Special to Iredell Free News
Most all adults have experienced the tiredness and lack of clarity that comes from a sleepless night, but a study published last year by the “Journal of the American College of Cardiology Foundation” found that sleep schedule inconsistency is also a risk factor for heart disease.
Dr. Andrea Wurzer, a primary care physician with Davis Medical Group Family Medicine, wants to make sure patients know how important it is to establish a regular pattern for going to bed and waking up.
The cardiovascular system exhibits strong circadian rhythms. Biochemical, physiological and behavioral processes rise and fall during the 24-hour day to maintain normal functioning. The sleep/wake cycle is another circadian rhythm and the study found that individuals with the most irregular sleep duration or timing had more than twice the risk of developing cardiovascular disease compared with individuals who had the most regular sleep patterns. Physicians are now more likely to recommend sufficient sleep as a heart health prevention action on top of physical activity and healthy diet.
“The importance of sleep is often overlooked when we think about our health, yet is it crucial to our mental and physical well being,” Wurzer explained. “Sleep allows the body and brain to repair from the day. Poor sleep is linked to multiple medical conditions, including obesity, diabetes, high blood pressure, heat disease, stroke, mental health disorders and poor concentration.
“If this is something you struggle with, I encourage you to talk with your primary care provider,” she added.
The National Sleep Foundation reports that adults age 18 to 64 we need 7 to 9 hours of sleep, and those 65 or older need 7 to 8 hours of sleep. Children and younger people have a need for more sleep.
This time is needed so the body can perform a number of vital functions that support the health of your body and brain. Three primary functions are repairing tissue, fighting off infection and processing memories of experiences from your day.
Higher variability in sleep duration or timing is associated with higher blood pressure, dysregulated blood lipids and insulin resistance that can lead to diabetes. Insufficient sleep can affect your body in other ways:
● Immune functioning is compromised as your body produces fewer antibodies so you’re more likely to get sick and the body has fewer resources to stave off illness, including cancers.
● Impulse control and appetite hormones can become unbalanced, promoting overeating and obesity.
● Mental functioning can be less for problem solving, reasoning, organizing, planning and executing plans.
● Learning is affected in all stages – your ability to encode new information, to consolidate and absorb the information and make new connections, and ability to remember and retrieve the information.
Many conditions can cause difficulties sleeping and sleep deprivation, including stress, sleep apnea and chronic insomnia. Insomnia is often a symptom of stress or anxiety disorders that can make it difficult for you to relax enough to fall asleep and sleep soundly. Your physician can help diagnose whether you could benefit from medication or behavioral therapy or if a thorough sleep study is needed.
About Davis Regional Medical Center

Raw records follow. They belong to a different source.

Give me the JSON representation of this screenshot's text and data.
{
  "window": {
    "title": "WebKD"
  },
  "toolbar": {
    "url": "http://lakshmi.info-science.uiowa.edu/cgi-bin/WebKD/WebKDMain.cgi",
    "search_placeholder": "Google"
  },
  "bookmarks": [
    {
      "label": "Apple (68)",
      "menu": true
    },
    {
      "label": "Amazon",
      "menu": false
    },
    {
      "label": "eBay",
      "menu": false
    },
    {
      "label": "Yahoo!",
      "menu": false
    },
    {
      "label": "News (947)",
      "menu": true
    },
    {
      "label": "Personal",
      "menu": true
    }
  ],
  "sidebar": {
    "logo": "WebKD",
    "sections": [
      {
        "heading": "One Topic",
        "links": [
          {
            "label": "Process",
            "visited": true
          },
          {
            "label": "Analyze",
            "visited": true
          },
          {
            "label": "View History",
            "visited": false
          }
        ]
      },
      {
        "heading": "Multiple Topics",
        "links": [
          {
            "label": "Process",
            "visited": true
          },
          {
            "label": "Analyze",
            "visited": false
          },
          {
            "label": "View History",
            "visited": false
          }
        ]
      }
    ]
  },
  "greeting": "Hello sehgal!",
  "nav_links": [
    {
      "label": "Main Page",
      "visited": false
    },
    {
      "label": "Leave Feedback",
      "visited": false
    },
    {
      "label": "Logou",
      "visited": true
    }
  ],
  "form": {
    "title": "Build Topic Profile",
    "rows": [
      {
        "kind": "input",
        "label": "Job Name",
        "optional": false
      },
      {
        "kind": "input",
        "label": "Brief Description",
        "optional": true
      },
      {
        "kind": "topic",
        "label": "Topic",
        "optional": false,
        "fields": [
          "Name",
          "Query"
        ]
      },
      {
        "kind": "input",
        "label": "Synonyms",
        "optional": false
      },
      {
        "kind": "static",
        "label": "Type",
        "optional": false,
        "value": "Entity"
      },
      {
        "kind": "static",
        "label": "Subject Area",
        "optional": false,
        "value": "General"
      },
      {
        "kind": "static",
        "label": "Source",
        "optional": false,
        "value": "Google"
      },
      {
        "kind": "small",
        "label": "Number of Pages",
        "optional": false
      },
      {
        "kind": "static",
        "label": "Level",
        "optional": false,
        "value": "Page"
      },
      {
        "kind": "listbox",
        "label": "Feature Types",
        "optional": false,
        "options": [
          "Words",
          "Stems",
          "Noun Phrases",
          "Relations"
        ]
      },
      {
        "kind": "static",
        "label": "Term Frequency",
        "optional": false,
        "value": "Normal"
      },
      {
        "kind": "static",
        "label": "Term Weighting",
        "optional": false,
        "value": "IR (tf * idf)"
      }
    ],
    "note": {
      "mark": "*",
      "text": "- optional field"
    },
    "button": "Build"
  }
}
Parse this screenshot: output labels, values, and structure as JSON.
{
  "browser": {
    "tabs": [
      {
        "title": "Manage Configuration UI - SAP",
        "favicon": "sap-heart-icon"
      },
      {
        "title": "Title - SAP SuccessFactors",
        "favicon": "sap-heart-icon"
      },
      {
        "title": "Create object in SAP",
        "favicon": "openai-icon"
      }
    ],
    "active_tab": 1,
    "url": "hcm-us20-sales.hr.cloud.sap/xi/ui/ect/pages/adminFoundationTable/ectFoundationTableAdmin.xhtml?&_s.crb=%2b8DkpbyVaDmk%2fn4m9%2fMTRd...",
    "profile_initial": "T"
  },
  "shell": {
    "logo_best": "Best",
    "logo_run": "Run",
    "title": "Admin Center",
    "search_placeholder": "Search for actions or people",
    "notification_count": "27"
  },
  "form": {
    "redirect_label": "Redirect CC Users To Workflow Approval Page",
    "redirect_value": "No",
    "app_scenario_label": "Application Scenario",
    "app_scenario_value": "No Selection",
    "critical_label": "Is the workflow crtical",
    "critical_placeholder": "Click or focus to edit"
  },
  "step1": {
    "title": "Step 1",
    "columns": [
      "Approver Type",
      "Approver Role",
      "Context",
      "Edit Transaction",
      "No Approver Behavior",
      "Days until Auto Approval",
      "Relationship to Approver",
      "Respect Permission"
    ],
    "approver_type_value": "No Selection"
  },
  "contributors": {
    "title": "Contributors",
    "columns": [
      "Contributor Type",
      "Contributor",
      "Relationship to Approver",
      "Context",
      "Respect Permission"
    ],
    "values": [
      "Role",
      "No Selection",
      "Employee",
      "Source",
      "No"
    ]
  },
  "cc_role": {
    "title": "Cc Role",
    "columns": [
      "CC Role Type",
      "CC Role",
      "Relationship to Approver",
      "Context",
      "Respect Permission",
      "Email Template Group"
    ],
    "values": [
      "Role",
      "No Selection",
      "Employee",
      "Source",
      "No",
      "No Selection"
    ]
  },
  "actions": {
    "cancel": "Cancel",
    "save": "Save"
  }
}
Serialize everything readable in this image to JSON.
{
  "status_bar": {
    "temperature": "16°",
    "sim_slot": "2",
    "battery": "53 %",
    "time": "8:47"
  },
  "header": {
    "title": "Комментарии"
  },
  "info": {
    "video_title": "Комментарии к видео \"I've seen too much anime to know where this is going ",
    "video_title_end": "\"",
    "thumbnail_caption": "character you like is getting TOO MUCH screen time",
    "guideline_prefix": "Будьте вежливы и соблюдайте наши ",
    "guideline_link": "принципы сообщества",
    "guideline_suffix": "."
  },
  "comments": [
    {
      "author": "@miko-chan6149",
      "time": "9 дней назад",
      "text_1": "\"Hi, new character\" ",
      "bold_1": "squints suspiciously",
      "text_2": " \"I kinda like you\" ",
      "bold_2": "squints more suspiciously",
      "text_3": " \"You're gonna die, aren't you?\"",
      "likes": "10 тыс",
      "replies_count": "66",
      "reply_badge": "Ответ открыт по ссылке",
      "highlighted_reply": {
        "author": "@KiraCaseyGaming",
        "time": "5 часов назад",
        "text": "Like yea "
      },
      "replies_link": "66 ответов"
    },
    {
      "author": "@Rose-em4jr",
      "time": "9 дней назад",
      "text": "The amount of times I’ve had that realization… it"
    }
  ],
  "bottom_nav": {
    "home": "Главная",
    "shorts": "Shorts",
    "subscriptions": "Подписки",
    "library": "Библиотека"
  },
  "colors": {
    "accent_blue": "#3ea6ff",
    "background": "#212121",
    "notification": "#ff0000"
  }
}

Founded in 1920, Davis Regional is a 144-bed, full-service hospital serving Statesville and the surrounding counties. Located off Interstate 40 at Exit 154 in Statesville, Davis Regional offers a wide range of health care services, with more than 300 physicians on staff in a variety of specialty areas. In addition, Davis Regional has been a Joint Commission Top Performing Hospital for the past five consecutive years. Only 1,043 – or approximately one-third – of eligible US hospitals achieved this distinction. Davis Regional is one of just 117 hospitals to have earned this accomplishment for five consecutive years. Learn more at www.DavisRegional.com.